--- Instructions for the task ---
Copy each line of the data below in which the word "label" can be found.

:: Data to use

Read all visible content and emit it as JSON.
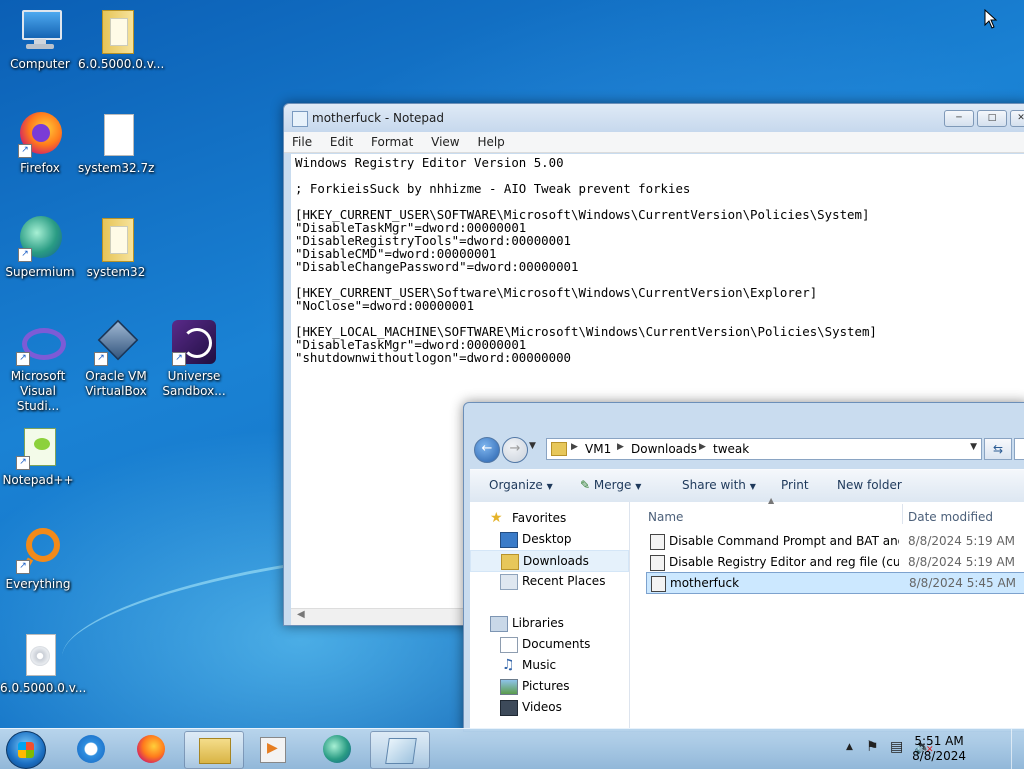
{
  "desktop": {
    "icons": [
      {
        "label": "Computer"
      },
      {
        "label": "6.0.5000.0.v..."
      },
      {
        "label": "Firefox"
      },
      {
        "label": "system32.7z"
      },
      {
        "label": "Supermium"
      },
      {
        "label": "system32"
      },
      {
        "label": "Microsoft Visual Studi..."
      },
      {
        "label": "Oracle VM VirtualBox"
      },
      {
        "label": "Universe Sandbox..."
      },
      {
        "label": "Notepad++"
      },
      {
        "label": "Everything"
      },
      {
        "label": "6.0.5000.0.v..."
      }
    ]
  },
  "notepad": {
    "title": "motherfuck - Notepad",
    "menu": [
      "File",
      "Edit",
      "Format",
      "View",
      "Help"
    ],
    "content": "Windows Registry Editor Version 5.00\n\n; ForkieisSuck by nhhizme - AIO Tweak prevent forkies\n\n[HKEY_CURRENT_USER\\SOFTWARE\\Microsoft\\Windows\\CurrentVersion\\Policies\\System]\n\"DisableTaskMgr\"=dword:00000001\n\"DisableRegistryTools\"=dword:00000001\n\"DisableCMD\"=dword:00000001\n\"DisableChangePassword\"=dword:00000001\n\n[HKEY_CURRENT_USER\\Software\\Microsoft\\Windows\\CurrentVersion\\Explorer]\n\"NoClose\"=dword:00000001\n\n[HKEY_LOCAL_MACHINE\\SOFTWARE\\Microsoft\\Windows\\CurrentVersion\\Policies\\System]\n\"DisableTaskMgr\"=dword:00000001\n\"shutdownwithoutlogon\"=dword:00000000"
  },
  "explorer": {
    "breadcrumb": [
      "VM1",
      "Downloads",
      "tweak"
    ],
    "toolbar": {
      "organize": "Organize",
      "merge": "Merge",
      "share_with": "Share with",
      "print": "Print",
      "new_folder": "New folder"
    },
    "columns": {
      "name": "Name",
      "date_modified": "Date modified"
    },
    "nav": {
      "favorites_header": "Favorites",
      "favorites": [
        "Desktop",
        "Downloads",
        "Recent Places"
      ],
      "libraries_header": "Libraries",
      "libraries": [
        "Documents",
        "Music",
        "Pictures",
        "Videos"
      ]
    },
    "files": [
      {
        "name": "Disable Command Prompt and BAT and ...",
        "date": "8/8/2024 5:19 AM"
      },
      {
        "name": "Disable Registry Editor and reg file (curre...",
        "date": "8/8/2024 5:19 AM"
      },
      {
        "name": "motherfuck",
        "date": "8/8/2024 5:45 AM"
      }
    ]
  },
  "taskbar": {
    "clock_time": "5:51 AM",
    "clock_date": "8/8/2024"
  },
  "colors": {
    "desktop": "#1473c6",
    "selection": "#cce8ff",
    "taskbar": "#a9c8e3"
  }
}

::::

--- Exercise output ---
        "label": "Computer"
        "label": "6.0.5000.0.v..."
        "label": "Firefox"
        "label": "system32.7z"
        "label": "Supermium"
        "label": "system32"
        "label": "Microsoft Visual Studi..."
        "label": "Oracle VM VirtualBox"
        "label": "Universe Sandbox..."
        "label": "Notepad++"
        "label": "Everything"
        "label": "6.0.5000.0.v..."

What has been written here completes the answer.